A Web-based system is of necessity structured in pieces, since it almost never makes sense to put all the work on the client and send everything to it. A Web-based system always has to be aware of the network and scalability. A Web-based system also needs to be as stateless and disconnected as it can get away with. This sounds very client/server-like.
If we are going to consider component-based distributed systems now, we should make a few basic decisions:
Where to put the data access code?
The tiered architecture includes a Data Services tier. Often this is taken to be the database or data source itself, but TMS would argue that this tier also includes the data access code, which acts as the interface to the system's data sources. Consider the options.
Every business object class implements its own data access code. This may be the same code in many places, which is a maintenance problem. Or if there are many disparate data sources, there is a lack of consistency.
However, the bulk of data access code, regardless of its data storage format, is likely to provide the same service, and thus provide the same interface. Imagine the advantages of uniformity: all business objects in the same system, regardless of their business rules, using the same data access interface. Thus there is uniformity for the creation of all generic business services (Create, Read, Update, Delete-the timeless CRUD matrix). This makes it possible to write wizards and add-ins in Visual Basic that generate business objects and all of their common functionality. Since there can be many such business object classes in a system, this can represent a major saving to the project. If a template for the data access class that the business object classes use is created, the internals of supporting different end data sources can be encapsulated behind a standard interface, protecting the business objects from changes of data source, and protecting the data access code from changes of business rule.

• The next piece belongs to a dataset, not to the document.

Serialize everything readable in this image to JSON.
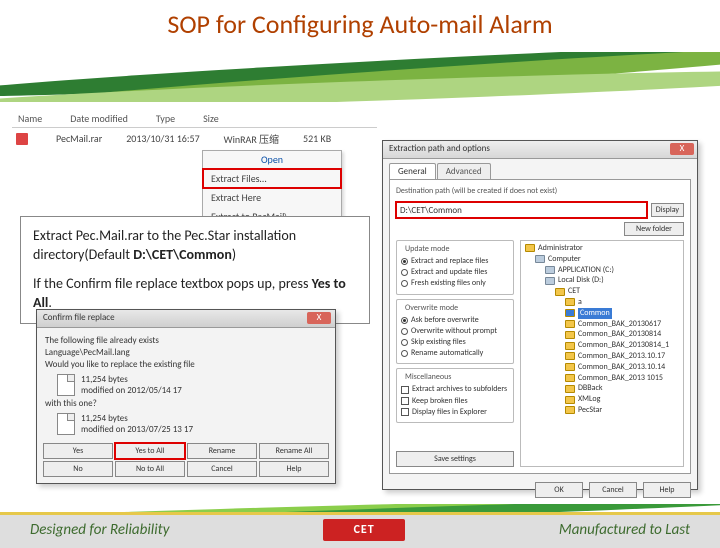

If data access is provided by a specialized class, this also makes it possible for that class to be bundled as a separate component, which will allow the logical tiers to be physically deployed in any combination. This can have scalability advantages.
The responsibility of the data access service becomes to interface to all supported data sources in as efficient a way as possible and to provide a common interface to any data service consumers. This allows a developer to wrap up RDO or ADO code in a very simple, common interface, but to make the internal implementation as specific, complex, and arcane as performance demands. Such code is also reusable across all projects that use a given type of data source-a handy component to have in the locker if implemented internally in RDO (because it should work with any ODBC compliant data source), and even more generic if it uses ADO internally. But again, as new unique data sources are required, either new implementations of the component (which have new internal implementations but support the same public interface) can be produced or else extra interfaces or parameter-driven switches can be used to aim at other types of data source.
Essentially, when a request for data or a request to modify data comes in to a business object, (for example, "Move all of Account Manager Dante's Customers to Smolensky") probably via a method call from an action object in a Visual Basic front-end program. The business object's method should find the SQL string (or other Data Manipulation Language [DML] syntax) that correspondsto the task required. Once the business object has obtained the SQL string "Update Clients Set Account_Manager_ID = ? where Account_Manager_ID = ?" (or more likely the name of a stored procedure which does this), it passes this and the front-end supplied parameters 12 and 32 to an instance of a DAO object. The DAO object would choose to link with the data source using ADO/RDO, and depending on the format of the DML, it might also convert its data type. The DAO object would then update the data in the remote RDBMS, and pass back a "successful" notification to the business object (its client).
This gives a preferred application structure, as shown in Figure 12-2:
Figure 12-2 Where to put data access code
The Client creates a reference to a procedural object and calls a method on it. In order to carry out the work of that method, the procedural object needs to call more than one business object in a transaction. To do this it creates a reference to a Data Access component, perhaps in its Class_Initialize. It tells the data access component via a method or property that it wants to start a transaction. Then it creates references to each of the business objects and passes the data access component reference to each of them. The procedural object also maintains its own reference to the data access component's object. This is so that they will use the same connection, and thus be in the same transactional context with the database. The business objects carry out their interactions with the database via the same data access component and thus the same database transaction. Once the business objects have finished with the data access component they should set it to nothing. In order to do this, in their Class_Terminate event the business objects must check to see that they have a live reference, and when they find one, setting it to nothing.
The procedural object can now (perhaps in its Class_Terminate) commit the transaction (if no errors have occurred) and set the data access object's reference to nothing, effectively closing it down. This is the "Do it once, do it right, and forget it forever" principle in action.